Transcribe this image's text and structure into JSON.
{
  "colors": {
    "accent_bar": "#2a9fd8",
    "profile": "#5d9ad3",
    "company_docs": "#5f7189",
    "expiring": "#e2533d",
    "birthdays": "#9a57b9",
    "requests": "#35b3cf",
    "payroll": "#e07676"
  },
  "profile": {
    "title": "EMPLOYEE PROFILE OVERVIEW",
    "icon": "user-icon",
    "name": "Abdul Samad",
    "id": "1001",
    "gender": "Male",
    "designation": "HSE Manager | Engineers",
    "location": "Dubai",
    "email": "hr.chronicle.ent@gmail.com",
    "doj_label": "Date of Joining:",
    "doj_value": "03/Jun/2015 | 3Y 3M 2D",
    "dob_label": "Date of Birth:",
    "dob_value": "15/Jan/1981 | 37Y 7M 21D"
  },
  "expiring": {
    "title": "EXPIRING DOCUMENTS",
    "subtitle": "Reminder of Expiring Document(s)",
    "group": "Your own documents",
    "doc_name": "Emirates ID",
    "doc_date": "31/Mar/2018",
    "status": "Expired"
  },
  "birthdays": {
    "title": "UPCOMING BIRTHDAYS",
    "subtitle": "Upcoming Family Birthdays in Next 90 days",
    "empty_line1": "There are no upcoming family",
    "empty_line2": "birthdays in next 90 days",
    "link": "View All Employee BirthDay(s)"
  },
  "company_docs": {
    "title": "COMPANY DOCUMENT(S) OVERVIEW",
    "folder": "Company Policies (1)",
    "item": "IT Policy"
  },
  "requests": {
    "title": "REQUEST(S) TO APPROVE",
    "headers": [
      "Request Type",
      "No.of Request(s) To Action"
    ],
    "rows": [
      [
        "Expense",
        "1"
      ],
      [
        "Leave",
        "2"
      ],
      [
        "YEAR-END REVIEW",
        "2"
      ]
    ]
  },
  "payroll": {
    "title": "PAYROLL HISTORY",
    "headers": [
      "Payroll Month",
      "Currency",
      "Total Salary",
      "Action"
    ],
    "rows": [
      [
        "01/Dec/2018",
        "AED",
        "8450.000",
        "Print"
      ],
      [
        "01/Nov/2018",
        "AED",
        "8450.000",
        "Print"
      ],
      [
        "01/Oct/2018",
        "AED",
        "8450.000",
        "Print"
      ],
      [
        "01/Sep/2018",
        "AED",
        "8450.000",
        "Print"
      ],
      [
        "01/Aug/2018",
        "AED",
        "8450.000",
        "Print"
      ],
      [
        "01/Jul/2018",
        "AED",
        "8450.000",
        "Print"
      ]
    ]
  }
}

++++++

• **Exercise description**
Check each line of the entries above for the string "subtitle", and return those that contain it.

• **Task solution**
    "subtitle": "Reminder of Expiring Document(s)",
    "subtitle": "Upcoming Family Birthdays in Next 90 days",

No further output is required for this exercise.